Yoder and Newbigin have made deep impressions on my faith. Two newer books I highly recommend to get the wheel turning again on ecclesiology are Steven Harmon’s “Towards Baptist Catholicity” and the newly edited work by William Abraham and others called “Canonical Theism.”
You get the idea if we could pool all the books that have made an impact on each of our lives, and then share them with oneanother, you would have an awesome list.
But alas, if we don’t know oneanother and esteem the work of Christ he has been faithfully doing in each one- some for many years, others for fewer-or, if we insist on others conforming to our own pet models, than such a list would be well, just a list.
This is just a peek at the fullness of the Body of Christ and of being brought by the Spirit of Christ to see the multi-faceted beauty of the Grace of God himself. That’s one thing I owe to reading Newbigin’s “Household” many years ago.Another that doesn’t seem to fit in this list at first glance is the classic by Niebuhr on “Christ and Culture”.I have not been happy with both the neglect of this man and his insights, nor of his interpreters of late. I see D.A.Carson has a book now, revisiting “Christ and Culture”. I don’t have it yet, and I really do love Carson, but I question whether he’ll be able to get all the juice out of Niebuhr.

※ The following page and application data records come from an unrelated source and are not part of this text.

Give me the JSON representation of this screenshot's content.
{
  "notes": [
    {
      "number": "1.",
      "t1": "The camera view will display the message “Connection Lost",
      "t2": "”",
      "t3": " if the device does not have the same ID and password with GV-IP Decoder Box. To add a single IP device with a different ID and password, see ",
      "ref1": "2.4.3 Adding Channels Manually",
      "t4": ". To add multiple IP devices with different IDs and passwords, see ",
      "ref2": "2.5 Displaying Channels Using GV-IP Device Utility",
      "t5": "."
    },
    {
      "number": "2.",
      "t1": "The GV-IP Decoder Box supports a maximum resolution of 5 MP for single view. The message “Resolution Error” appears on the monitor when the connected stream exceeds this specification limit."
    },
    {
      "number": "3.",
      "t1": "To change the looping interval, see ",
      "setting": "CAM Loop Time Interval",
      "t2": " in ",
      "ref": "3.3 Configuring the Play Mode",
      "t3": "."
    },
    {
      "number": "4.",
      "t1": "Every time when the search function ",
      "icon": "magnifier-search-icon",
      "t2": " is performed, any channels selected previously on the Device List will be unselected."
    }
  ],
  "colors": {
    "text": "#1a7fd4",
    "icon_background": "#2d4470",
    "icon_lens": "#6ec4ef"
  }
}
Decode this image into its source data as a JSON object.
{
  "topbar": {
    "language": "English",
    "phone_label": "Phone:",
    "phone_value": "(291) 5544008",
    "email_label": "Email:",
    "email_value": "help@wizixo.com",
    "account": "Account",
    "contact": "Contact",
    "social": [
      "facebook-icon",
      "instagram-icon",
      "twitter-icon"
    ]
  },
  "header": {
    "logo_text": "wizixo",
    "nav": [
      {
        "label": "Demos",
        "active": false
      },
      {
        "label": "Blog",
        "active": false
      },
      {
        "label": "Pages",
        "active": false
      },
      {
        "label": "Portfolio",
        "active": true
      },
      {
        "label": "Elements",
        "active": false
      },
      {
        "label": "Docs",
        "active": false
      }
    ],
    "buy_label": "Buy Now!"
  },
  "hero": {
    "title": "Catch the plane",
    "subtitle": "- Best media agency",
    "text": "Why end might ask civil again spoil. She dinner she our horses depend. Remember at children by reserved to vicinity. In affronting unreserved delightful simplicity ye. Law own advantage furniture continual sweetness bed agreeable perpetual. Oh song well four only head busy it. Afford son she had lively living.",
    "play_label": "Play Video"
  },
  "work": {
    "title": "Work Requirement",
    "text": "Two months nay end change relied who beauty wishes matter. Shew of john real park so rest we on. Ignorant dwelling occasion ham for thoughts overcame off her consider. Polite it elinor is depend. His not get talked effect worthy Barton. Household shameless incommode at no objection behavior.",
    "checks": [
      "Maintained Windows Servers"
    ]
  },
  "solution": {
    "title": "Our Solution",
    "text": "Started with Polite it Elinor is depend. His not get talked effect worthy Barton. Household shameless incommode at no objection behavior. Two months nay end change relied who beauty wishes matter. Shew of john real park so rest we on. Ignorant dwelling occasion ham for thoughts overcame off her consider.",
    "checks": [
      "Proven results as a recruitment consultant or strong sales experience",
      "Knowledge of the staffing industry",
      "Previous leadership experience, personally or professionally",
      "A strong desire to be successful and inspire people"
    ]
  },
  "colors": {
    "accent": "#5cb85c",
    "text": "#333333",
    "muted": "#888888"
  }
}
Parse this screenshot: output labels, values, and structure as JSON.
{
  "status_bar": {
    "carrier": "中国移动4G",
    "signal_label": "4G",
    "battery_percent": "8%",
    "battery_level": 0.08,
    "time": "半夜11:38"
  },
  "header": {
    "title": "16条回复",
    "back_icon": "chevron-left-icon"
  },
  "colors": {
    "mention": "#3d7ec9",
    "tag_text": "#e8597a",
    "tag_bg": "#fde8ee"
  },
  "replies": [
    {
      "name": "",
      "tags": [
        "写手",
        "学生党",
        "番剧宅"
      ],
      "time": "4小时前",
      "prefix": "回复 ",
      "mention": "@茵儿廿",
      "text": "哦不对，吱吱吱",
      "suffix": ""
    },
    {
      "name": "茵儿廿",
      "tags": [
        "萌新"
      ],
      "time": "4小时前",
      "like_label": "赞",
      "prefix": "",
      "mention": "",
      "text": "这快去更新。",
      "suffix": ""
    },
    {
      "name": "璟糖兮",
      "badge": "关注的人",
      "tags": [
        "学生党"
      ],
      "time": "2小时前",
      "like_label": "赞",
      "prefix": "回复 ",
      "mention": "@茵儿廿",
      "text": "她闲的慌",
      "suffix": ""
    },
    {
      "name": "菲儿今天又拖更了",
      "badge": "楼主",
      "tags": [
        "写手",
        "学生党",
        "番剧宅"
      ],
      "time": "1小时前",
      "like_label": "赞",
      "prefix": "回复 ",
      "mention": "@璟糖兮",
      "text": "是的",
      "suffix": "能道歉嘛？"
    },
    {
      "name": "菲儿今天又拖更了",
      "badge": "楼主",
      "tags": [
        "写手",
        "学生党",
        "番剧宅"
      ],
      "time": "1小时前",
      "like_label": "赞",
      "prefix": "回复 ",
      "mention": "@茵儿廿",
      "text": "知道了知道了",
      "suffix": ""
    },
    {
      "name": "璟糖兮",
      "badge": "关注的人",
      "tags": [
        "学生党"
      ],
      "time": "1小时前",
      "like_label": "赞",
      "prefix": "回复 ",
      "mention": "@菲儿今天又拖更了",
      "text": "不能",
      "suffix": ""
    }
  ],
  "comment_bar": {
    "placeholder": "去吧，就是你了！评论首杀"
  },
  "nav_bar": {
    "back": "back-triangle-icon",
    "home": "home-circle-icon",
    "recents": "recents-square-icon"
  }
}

John, why don’t you take the challenge and review D.A.’s book for the rest of us.
p.s. I did remember one major absence in Newbigin’s classic,”The Household of God”, which he confessed to in his foreward but explained was due to his personal lack of sufficient knowledge at the time to write about with any integrity. The Orthodox Christian contribution is a great one that is really missed when we do not include it in the discussion of the Household of Faith. Of course, I believe that Lesslie Newbigin made up for that omission as soon as he could.
John Paul Todd